In other words, it appears that CMS’ efforts to pre-screen ZPICs for possible and actual conflicts were incomplete. As a result, OIG recommended that CMS develop more formal policies and procedures for reviewing conflict of interest problems and that CMS require bidders to more thoroughly note any actual or potential conflicts.
III. Final Thoughts:

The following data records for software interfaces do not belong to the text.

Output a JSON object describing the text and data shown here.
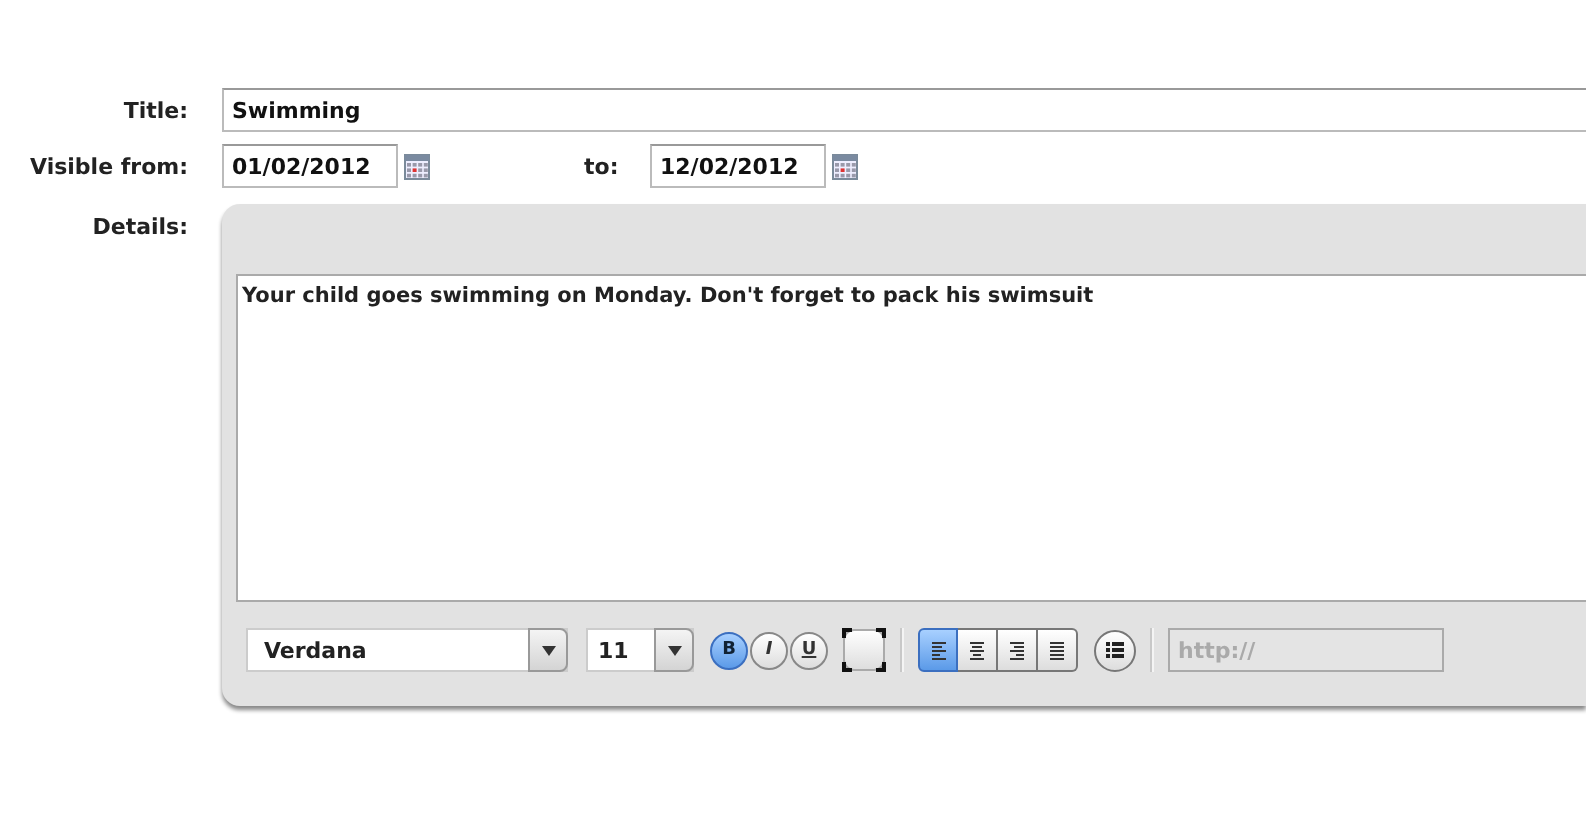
{
  "title_field": {
    "label": "Title:",
    "value": "Swimming"
  },
  "visible": {
    "from_label": "Visible from:",
    "from_value": "01/02/2012",
    "to_label": "to:",
    "to_value": "12/02/2012"
  },
  "details": {
    "label": "Details:",
    "text": "Your child goes swimming on Monday. Don't forget to pack his swimsuit"
  },
  "toolbar": {
    "font": "Verdana",
    "size": "11",
    "styles": [
      {
        "label": "B",
        "kind": "bold",
        "selected": true
      },
      {
        "label": "I",
        "kind": "italic",
        "selected": false
      },
      {
        "label": "U",
        "kind": "underline",
        "selected": false
      }
    ],
    "align": [
      {
        "kind": "left",
        "selected": true
      },
      {
        "kind": "center",
        "selected": false
      },
      {
        "kind": "right",
        "selected": false
      },
      {
        "kind": "justify",
        "selected": false
      }
    ],
    "link": {
      "placeholder": "http://",
      "disabled": true
    }
  }
}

While these identified conflicts may raise questions about the accuracy of the bidding process, these discrepancies will not impact the legitimacy of any ZPIC audit you may have pending. Physicians and other health care providers must continue to take ZPIC and similar audits seriously. Although some ZPIC audits may only cover a few claims, many others may involve a statistically-relevant sample of the provider’s claims where the alleged damages are ultimately extrapolated by the contractor. ZPIC audits are serious business, regardless of any findings suggesting that conflicts of interest may exist. Don’t wait until the last minute — engage qualified legal counsel to represent your practice or company in this process. When choosing legal counsel to represent you in connection with a ZPIC audit, it is essential that your lawyers have extensive knowledge of the process and experience representing providers in these specialized and complex administrative proceedings. Our attorneys would be happy to provide you with health care provider references who have gone through this process and exited the other side in one piece.
Robert W. Liles represents physicians and other health care providers in Medicare post-payment / pre-payment audits and in the administrative appeals process. He also represents health care providers in similar Medicaid cases. Robert has extensive experience in health law and is often asked to speak at national conferences around the country on these issues. He assists clients with regulatory compliance issues, performs gap analyses, conducts internal reviews, and trains healthcare professionals on various legal and regulaory issues. For a free consultation, call Robert today at 1-800-475-1906.